In a 1960 article in the American Institute of Architects Journal, Anshen discussed the genesis of their design for Eichler Homes. He and Allen decided in 1949 "as a matter of policy that wherever possible the building would be blank to the front," he wrote. Anshen and Allen's concern was with privacy.
Eichler, Anshen wrote, was "leery" about the suggestion, worrying "whether a house that did not look like a house but looked like a blank wall to the street would sell at all, but being a forward-thinking man, he went along with the architect."
But Anshen and Allen did much more than Eichler homes. Theirs was one of only a handful of Bay Area modern firms that got its start before World War II. The firm played a major role in setting the tone for Bay Area modernism as something warmer and more Wrightian than its Southern California counterpart.
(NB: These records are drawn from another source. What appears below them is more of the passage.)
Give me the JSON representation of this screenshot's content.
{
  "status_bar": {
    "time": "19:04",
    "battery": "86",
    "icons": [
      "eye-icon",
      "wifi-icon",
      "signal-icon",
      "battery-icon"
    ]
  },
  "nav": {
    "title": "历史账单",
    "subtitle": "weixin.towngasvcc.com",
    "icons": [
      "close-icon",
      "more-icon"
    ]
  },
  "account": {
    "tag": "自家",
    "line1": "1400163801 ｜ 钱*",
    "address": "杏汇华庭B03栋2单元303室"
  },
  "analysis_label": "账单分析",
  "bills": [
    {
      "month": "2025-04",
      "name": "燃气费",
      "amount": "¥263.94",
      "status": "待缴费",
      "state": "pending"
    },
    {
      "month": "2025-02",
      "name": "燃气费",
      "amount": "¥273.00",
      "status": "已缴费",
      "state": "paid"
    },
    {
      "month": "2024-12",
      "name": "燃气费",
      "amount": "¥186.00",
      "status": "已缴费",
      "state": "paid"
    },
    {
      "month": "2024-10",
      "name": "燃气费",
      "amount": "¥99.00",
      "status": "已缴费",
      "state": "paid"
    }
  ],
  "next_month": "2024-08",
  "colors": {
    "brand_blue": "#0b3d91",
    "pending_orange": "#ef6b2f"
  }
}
And although Anshen and Allen collaborated closely—"No one of them did anything without the full discussion and approval of the other," says Derek Parker, a longtime architect with the firm—it was Anshen who, through his personality, defined the firm. It was certainly Anshen, a wily marketer who secured many of the jobs.
"Bob had a way of talk that was extremely convincing," says Donald Olsen, a good friend in the 1940s and early '50s. "He didn't allow the other person to object."
"He was an actor," says Los Angeles architect Ray Kappe, who worked for Anshen and Allen in the early 1950s. "He demanded attention."
His face might not have been pretty, but it was expressive—especially when telling jokes, the late architect Warren Callister remembered. "Bob Anshen's face was like something rubber."
Like an actor, Anshen had a magic that drew people to him. And despite his looks, women swooned.
"It was common for him at a party to come behind a woman and pinch her on the fanny," recalls architect Donald Olsen, "and she would turn around in wrath, and he would look at her and she would just fall. She was his!"